Texas Tech University

Angela Mariani

Professor of Musicology

Email: angelamariani.smith@ttu.edu

Phone: (806) 834-3912

Office: School of Music, Room 216B

Angela Mariani


DM (Doctor of Music), Early Music, Indiana University Jacobs School of Music; MM (Master of Music), Early Music Vocal Performance, Indiana University; Certificate in Medieval Studies, Indiana University; BA (Bachelor of Arts) in Music Theory, University of Massachusetts.


A scholar and performer of medieval music, Dr. Angela Mariani is Professor of Musicology and the founder and Director of the Texas Tech Collegium Musicum (performing medieval, Renaissance, and early Baroque music). In 2009, she also established the School of Music's Graduate Certificate Program in Early Music Performance Practice. In 2017, Dr. Mariani received Early Music America's prestigious Thomas Binkley Award for “outstanding achievement in performance and scholarship by the director of a university or college collegium musicum.” An elected member of the TTU Teaching Academy since 2007, she is also a 2018 recipient of TTU's President's Excellence in Teaching Award.

A native of the state of Massachusetts, Dr. Mariani began her professional music career in the world of rock and folk. While an undergrad at the University of Massachusetts, her performance activities alternated between local rock bands, folk music gigs, and the UMass Collegium Musicum (much to the chagrin of her voice instructors). In the decade that followed, she was a freelance musician in the Boston area, creating a popular acoustic fingerstyle guitar course for Boston's Guitar Workshop and co-founding the folk-rock band Reynardine with Chris Smith. Inspired by a growing interest in medieval music, Dr. Mariani left Boston for the Early Music Institute (now the Historical Performance Institute) at Indiana University's prestigious Jacobs School of Music, where she studied medieval music performance practice with the groundbreaking early music scholar and performer Thomas Binkley. She also studied medieval music with Benjamin Bagby and Barbara Thornton of Sequentia.  While still at Indiana, she co-founded Altramar medieval music ensemble, recording and touring internationally (7 CDs on the Dorian Group label and several tracks for the Norton Anthology of Music).
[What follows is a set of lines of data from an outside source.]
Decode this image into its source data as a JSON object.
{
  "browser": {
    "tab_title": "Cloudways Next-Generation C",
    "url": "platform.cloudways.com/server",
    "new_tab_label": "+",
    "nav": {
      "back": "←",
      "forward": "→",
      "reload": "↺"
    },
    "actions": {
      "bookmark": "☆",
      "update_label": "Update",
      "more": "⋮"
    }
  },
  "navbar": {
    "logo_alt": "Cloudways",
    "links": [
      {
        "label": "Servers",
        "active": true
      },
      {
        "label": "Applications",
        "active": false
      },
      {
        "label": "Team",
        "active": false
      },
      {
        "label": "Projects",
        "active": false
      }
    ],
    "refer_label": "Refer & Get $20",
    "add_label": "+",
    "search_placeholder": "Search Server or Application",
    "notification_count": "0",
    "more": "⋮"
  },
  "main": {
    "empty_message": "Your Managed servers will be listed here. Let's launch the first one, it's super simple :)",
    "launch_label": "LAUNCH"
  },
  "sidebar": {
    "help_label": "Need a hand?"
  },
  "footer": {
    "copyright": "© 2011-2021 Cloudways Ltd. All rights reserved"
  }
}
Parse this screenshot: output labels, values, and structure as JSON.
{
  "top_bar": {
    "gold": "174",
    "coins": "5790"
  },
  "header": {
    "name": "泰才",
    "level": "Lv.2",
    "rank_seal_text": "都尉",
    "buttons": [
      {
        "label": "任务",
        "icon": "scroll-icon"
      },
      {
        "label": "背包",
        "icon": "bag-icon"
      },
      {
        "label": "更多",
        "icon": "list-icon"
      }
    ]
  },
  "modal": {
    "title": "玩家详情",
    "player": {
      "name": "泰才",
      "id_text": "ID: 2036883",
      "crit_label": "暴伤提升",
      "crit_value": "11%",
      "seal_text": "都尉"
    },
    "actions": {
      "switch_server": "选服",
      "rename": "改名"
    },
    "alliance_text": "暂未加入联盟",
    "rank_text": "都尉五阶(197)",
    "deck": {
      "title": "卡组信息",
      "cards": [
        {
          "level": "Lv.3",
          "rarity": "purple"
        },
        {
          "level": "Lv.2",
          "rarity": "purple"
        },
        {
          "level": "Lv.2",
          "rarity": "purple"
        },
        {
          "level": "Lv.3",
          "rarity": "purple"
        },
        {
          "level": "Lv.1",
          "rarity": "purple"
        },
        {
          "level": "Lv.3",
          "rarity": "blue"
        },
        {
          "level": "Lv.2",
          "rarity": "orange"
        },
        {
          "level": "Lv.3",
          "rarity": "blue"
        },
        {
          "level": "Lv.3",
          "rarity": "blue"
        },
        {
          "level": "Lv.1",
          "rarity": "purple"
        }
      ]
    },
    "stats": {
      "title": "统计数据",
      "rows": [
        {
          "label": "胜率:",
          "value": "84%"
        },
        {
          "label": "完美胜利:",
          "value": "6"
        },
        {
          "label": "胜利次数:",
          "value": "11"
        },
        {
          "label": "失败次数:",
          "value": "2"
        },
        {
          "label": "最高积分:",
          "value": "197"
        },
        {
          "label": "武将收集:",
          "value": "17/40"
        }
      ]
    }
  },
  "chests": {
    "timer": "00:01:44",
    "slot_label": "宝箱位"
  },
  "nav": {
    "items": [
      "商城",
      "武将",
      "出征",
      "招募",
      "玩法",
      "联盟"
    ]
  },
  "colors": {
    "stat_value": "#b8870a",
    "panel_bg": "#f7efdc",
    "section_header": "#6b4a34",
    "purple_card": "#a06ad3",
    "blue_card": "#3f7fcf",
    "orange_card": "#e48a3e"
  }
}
Dr. Mariani's main research area is medieval music, and in particular historical performance, a discipline that involves extensive inquiry into historical instruments, early notation, unwritten improvisatory and ornamental practices, and the historical context of particular repertoires. As in other areas of Arts Practice Research, these products of scholarship manifest not only in terms of scholarly writings, but also in the process of creating, producing, and directing regular performances. A secondary research area is Contemplative Pedagogy in Higher Education, an approach to pedagogy that seeks to integrate techniques of contemplation, meditation and mindfulness into the process of teaching and learning at the university level. In 2017, Dr. Mariani's book Improvisation and Inventio in the Performance of Medieval Music was published by Oxford University Press; in that same year she also received TTU's Barnie E. Rushing Jr. Faculty Distinguished Research Award (Humanities). In 2019, the book received Texas Tech's First Place President's Faculty Book Award. 

Since 1991, Dr. Mariani has also hosted the nationally-syndicated early music radio program Harmonia, which is heard on over a hundred stations around the US and streams globally on the internet. She maintains her interest in both rock and traditional folk music, performing and recording traditional Irish music with the group Johnny Faa and European “balfolk” with the group Rattleskull. She has published and presented on the topics of early music performance practice, public radio, and rock and roll, and has appeared on National Public Radio, Deutsche Welle, Radio Netherlands, and the CBC.  

In 2018, Dr. Mariani was named a TTU Integrated Scholar, an award that recognizes faculty who “generate synergy” between the three areas of teaching, research, and service. 

Dr. Mariani teaches the following courses:

Introduction to Early Music Performance Practice; Medieval Music Seminar; Composer Seminar, Hildegard von Bingen; Composer Seminar, Claudio Monteverdi; Creating the Critical Listener (a large-enrollment course for first-year music students); Music and the Contemplative Mind, The Arts in Contemporary Context (a Fine Arts PhD Core course). In her first years of teaching at Tech, she also designed and inaugurated the original iteration of Tech's very popular, large-enrollment History of Rock and Roll course, and has served on dozens of Master's, Doctoral, and PhD thesis  and exam committees.

To contact Dr. Mariani, email her at angelamariani.smith@ttu.edu